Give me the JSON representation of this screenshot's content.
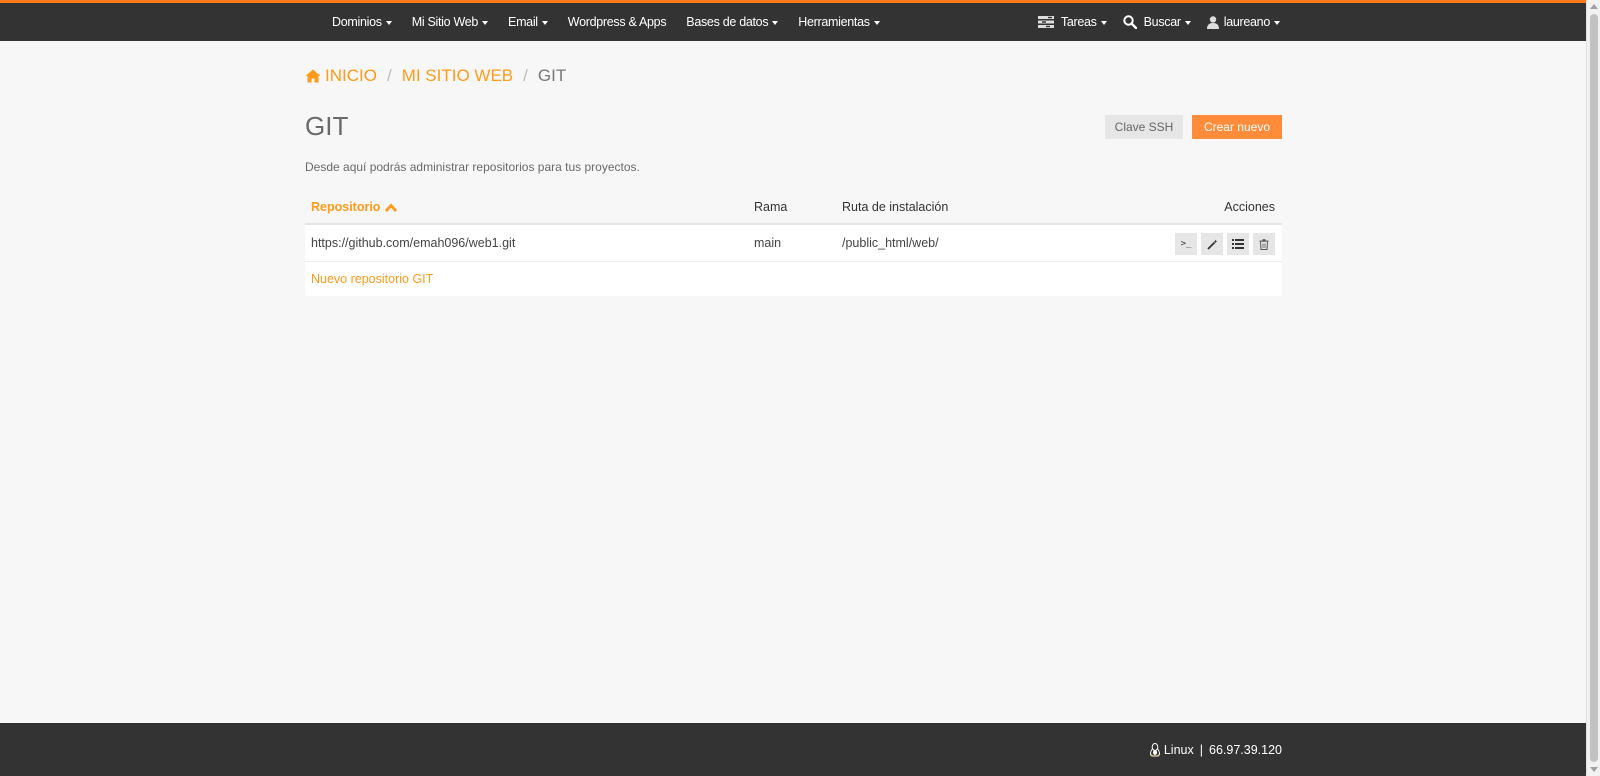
{
  "topnav": {
    "left_items": [
      {
        "label": "Dominios"
      },
      {
        "label": "Mi Sitio Web"
      },
      {
        "label": "Email"
      },
      {
        "label": "Wordpress & Apps"
      },
      {
        "label": "Bases de datos"
      },
      {
        "label": "Herramientas"
      }
    ],
    "tasks_label": "Tareas",
    "search_label": "Buscar",
    "user_label": "laureano"
  },
  "breadcrumb": {
    "home": "INICIO",
    "section": "MI SITIO WEB",
    "current": "GIT",
    "separator": "/"
  },
  "page": {
    "title": "GIT",
    "description": "Desde aquí podrás administrar repositorios para tus proyectos.",
    "ssh_button": "Clave SSH",
    "create_button": "Crear nuevo"
  },
  "table": {
    "columns": {
      "repo": "Repositorio",
      "branch": "Rama",
      "path": "Ruta de instalación",
      "actions": "Acciones"
    },
    "rows": [
      {
        "repo": "https://github.com/emah096/web1.git",
        "branch": "main",
        "path": "/public_html/web/"
      }
    ],
    "action_terminal_label": ">_",
    "new_repo_link": "Nuevo repositorio GIT"
  },
  "footer": {
    "os": "Linux",
    "separator": "|",
    "ip": "66.97.39.120"
  },
  "colors": {
    "accent": "#ff9a1a",
    "create_button": "#ff8c3a",
    "nav_bg": "#333333",
    "top_border": "#ff7a1a"
  },
  "icons": {
    "home": "home-icon",
    "sort": "chevron-up-icon",
    "tasks": "tasks-icon",
    "search": "search-icon",
    "user": "user-icon",
    "terminal": "terminal-icon",
    "edit": "magic-wand-icon",
    "list": "list-icon",
    "delete": "trash-icon",
    "os": "linux-icon"
  }
}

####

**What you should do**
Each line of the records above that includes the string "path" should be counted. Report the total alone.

**Solution**
2